→ **TASK REQUIREMENTS**
Leave out the pictures and print the rest of the entries exactly as they stand.

→ **PROVIDED RECORDS**
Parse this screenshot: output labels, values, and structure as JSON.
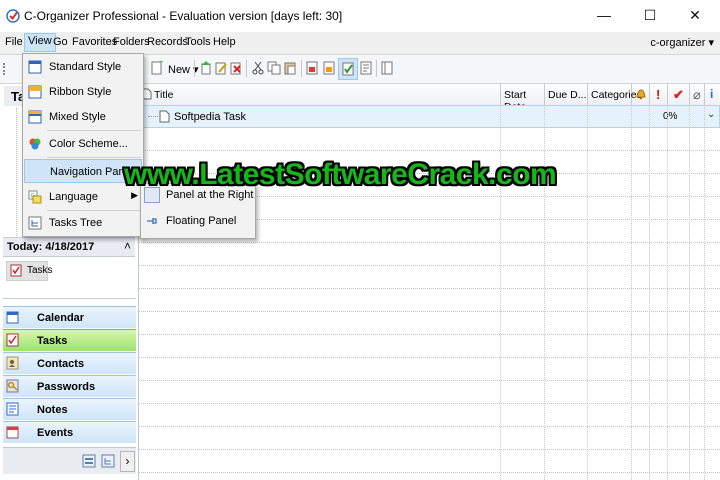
{
  "window": {
    "title": "C-Organizer Professional - Evaluation version [days left: 30]",
    "minimize": "—",
    "maximize": "☐",
    "close": "✕"
  },
  "menubar": {
    "items": [
      "File",
      "View",
      "Go",
      "Favorites",
      "Folders",
      "Records",
      "Tools",
      "Help"
    ],
    "profile": "c-organizer ▾"
  },
  "toolbar": {
    "new_label": "New ▾"
  },
  "view_menu": {
    "items": [
      {
        "label": "Standard Style",
        "icon": "standard-style-icon"
      },
      {
        "label": "Ribbon Style",
        "icon": "ribbon-style-icon"
      },
      {
        "label": "Mixed Style",
        "icon": "mixed-style-icon"
      },
      {
        "label": "Color Scheme...",
        "icon": "color-scheme-icon"
      },
      {
        "label": "Navigation Panel",
        "icon": "navigation-panel-icon"
      },
      {
        "label": "Language",
        "icon": "language-icon"
      },
      {
        "label": "Tasks Tree",
        "icon": "tasks-tree-icon"
      }
    ],
    "submenu": [
      "Panel at the Right",
      "Floating Panel"
    ]
  },
  "left_panel": {
    "header_fragment": "Tas",
    "today_label": "Today: 4/18/2017",
    "today_item": "Tasks",
    "nav": [
      "Calendar",
      "Tasks",
      "Contacts",
      "Passwords",
      "Notes",
      "Events"
    ]
  },
  "grid": {
    "columns": [
      "Title",
      "Start Date",
      "Due D...",
      "Categories"
    ],
    "rows": [
      {
        "title": "Softpedia Task",
        "progress": "0%"
      }
    ]
  },
  "watermark": "www.LatestSoftwareCrack.com",
  "colors": {
    "accent": "#cce4f7",
    "selected_nav": "#9be36a",
    "nav": "#cfe5f7",
    "watermark": "#17b41c"
  }
}
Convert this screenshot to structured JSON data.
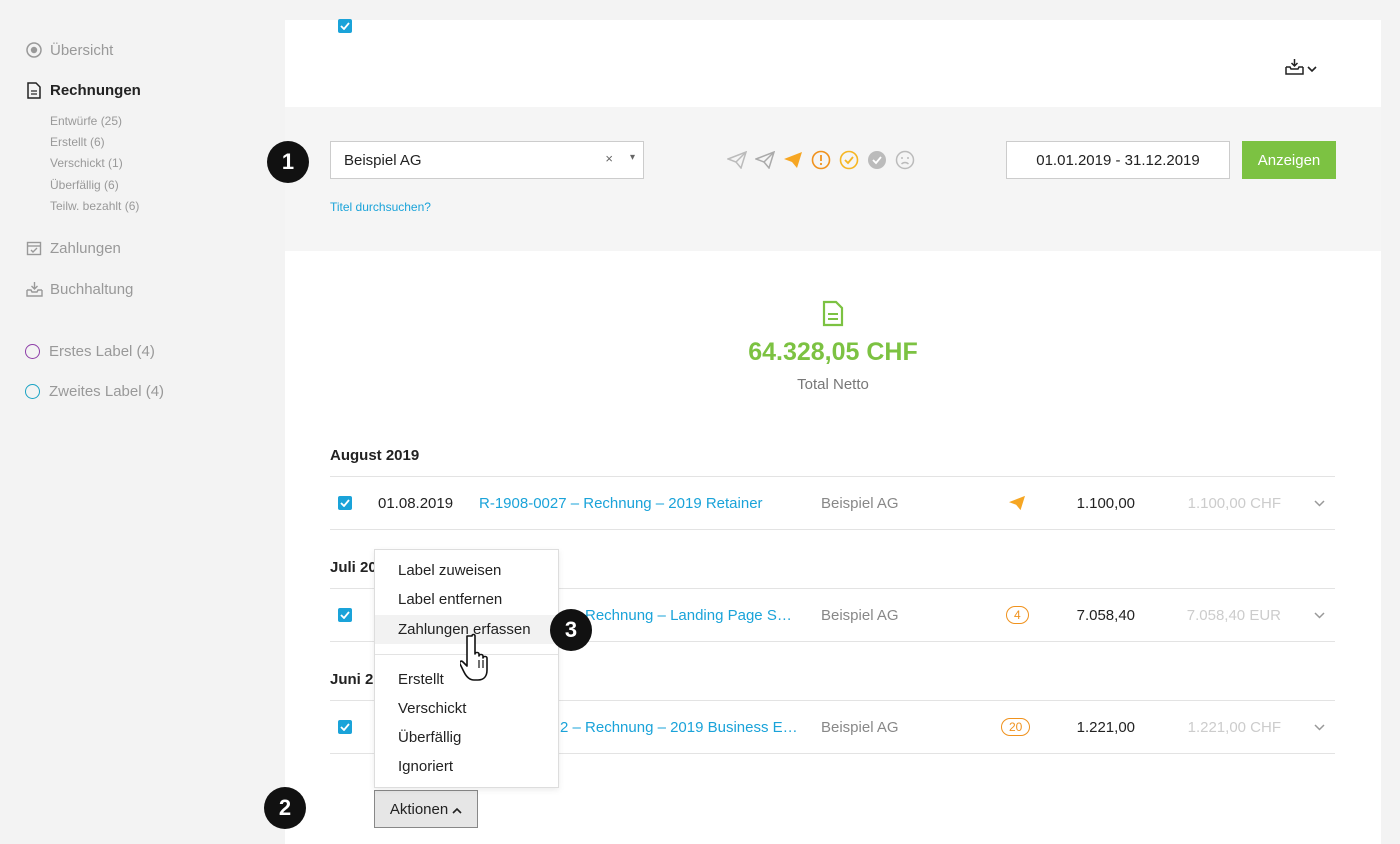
{
  "sidebar": {
    "overview": "Übersicht",
    "invoices": "Rechnungen",
    "sub_items": [
      "Entwürfe (25)",
      "Erstellt (6)",
      "Verschickt (1)",
      "Überfällig (6)",
      "Teilw. bezahlt (6)"
    ],
    "payments": "Zahlungen",
    "accounting": "Buchhaltung",
    "labels": [
      {
        "name": "Erstes Label (4)",
        "color": "#8e3ea8"
      },
      {
        "name": "Zweites Label (4)",
        "color": "#1aa3c4"
      }
    ]
  },
  "filter": {
    "customer": "Beispiel AG",
    "clear_symbol": "×",
    "arrow_symbol": "▾",
    "date_range": "01.01.2019 - 31.12.2019",
    "show_button": "Anzeigen",
    "search_link": "Titel durchsuchen?",
    "status_icons": [
      "draft-send-icon",
      "created-send-icon",
      "sent-icon",
      "overdue-icon",
      "paid-icon",
      "completed-icon",
      "ignored-icon"
    ]
  },
  "summary": {
    "total": "64.328,05 CHF",
    "label": "Total Netto"
  },
  "groups": [
    {
      "month": "August 2019",
      "date": "01.08.2019",
      "title": "R-1908-0027 – Rechnung – 2019 Retainer",
      "customer": "Beispiel AG",
      "status": "sent-icon",
      "net": "1.100,00",
      "gross": "1.100,00 CHF"
    },
    {
      "month": "Juli 20",
      "date": "",
      "title": "Rechnung – Landing Page S…",
      "customer": "Beispiel AG",
      "status": "4",
      "net": "7.058,40",
      "gross": "7.058,40 EUR"
    },
    {
      "month": "Juni 2",
      "date": "",
      "title": "2 – Rechnung – 2019 Business E…",
      "customer": "Beispiel AG",
      "status": "20",
      "net": "1.221,00",
      "gross": "1.221,00 CHF"
    }
  ],
  "actions": {
    "button": "Aktionen",
    "menu": [
      "Label zuweisen",
      "Label entfernen",
      "Zahlungen erfassen",
      "Erstellt",
      "Verschickt",
      "Überfällig",
      "Ignoriert"
    ]
  },
  "callouts": [
    "1",
    "2",
    "3"
  ],
  "colors": {
    "accent_green": "#7cc242",
    "link_blue": "#1aa3d9",
    "warning_orange": "#f0921d"
  }
}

→ **ANSWER BOX**
Parse this screenshot: output labels, values, and structure as JSON.
{
  "window": {
    "title": "C-Organizer Professional - Evaluation version [days left: 30]",
    "minimize": "—",
    "maximize": "☐",
    "close": "✕"
  },
  "menubar": {
    "items": [
      "File",
      "View",
      "Go",
      "Favorites",
      "Folders",
      "Records",
      "Tools",
      "Help"
    ],
    "profile": "c-organizer ▾"
  },
  "toolbar": {
    "new_label": "New ▾"
  },
  "view_menu": {
    "items": [
      {
        "label": "Standard Style",
        "icon": "standard-style-icon"
      },
      {
        "label": "Ribbon Style",
        "icon": "ribbon-style-icon"
      },
      {
        "label": "Mixed Style",
        "icon": "mixed-style-icon"
      },
      {
        "label": "Color Scheme...",
        "icon": "color-scheme-icon"
      },
      {
        "label": "Navigation Panel",
        "icon": "navigation-panel-icon"
      },
      {
        "label": "Language",
        "icon": "language-icon"
      },
      {
        "label": "Tasks Tree",
        "icon": "tasks-tree-icon"
      }
    ],
    "submenu": [
      "Panel at the Right",
      "Floating Panel"
    ]
  },
  "left_panel": {
    "header_fragment": "Tas",
    "today_label": "Today: 4/18/2017",
    "today_item": "Tasks",
    "nav": [
      "Calendar",
      "Tasks",
      "Contacts",
      "Passwords",
      "Notes",
      "Events"
    ]
  },
  "grid": {
    "columns": [
      "Title",
      "Start Date",
      "Due D...",
      "Categories"
    ],
    "rows": [
      {
        "title": "Softpedia Task",
        "progress": "0%"
      }
    ]
  },
  "watermark": "www.LatestSoftwareCrack.com",
  "colors": {
    "accent": "#cce4f7",
    "selected_nav": "#9be36a",
    "nav": "#cfe5f7",
    "watermark": "#17b41c"
  }
}
Convert this screenshot to structured JSON data.
{
  "sidebar": {
    "overview": "Übersicht",
    "invoices": "Rechnungen",
    "sub_items": [
      "Entwürfe (25)",
      "Erstellt (6)",
      "Verschickt (1)",
      "Überfällig (6)",
      "Teilw. bezahlt (6)"
    ],
    "payments": "Zahlungen",
    "accounting": "Buchhaltung",
    "labels": [
      {
        "name": "Erstes Label (4)",
        "color": "#8e3ea8"
      },
      {
        "name": "Zweites Label (4)",
        "color": "#1aa3c4"
      }
    ]
  },
  "filter": {
    "customer": "Beispiel AG",
    "clear_symbol": "×",
    "arrow_symbol": "▾",
    "date_range": "01.01.2019 - 31.12.2019",
    "show_button": "Anzeigen",
    "search_link": "Titel durchsuchen?",
    "status_icons": [
      "draft-send-icon",
      "created-send-icon",
      "sent-icon",
      "overdue-icon",
      "paid-icon",
      "completed-icon",
      "ignored-icon"
    ]
  },
  "summary": {
    "total": "64.328,05 CHF",
    "label": "Total Netto"
  },
  "groups": [
    {
      "month": "August 2019",
      "date": "01.08.2019",
      "title": "R-1908-0027 – Rechnung – 2019 Retainer",
      "customer": "Beispiel AG",
      "status": "sent-icon",
      "net": "1.100,00",
      "gross": "1.100,00 CHF"
    },
    {
      "month": "Juli 20",
      "date": "",
      "title": "Rechnung – Landing Page S…",
      "customer": "Beispiel AG",
      "status": "4",
      "net": "7.058,40",
      "gross": "7.058,40 EUR"
    },
    {
      "month": "Juni 2",
      "date": "",
      "title": "2 – Rechnung – 2019 Business E…",
      "customer": "Beispiel AG",
      "status": "20",
      "net": "1.221,00",
      "gross": "1.221,00 CHF"
    }
  ],
  "actions": {
    "button": "Aktionen",
    "menu": [
      "Label zuweisen",
      "Label entfernen",
      "Zahlungen erfassen",
      "Erstellt",
      "Verschickt",
      "Überfällig",
      "Ignoriert"
    ]
  },
  "callouts": [
    "1",
    "2",
    "3"
  ],
  "colors": {
    "accent_green": "#7cc242",
    "link_blue": "#1aa3d9",
    "warning_orange": "#f0921d"
  }
}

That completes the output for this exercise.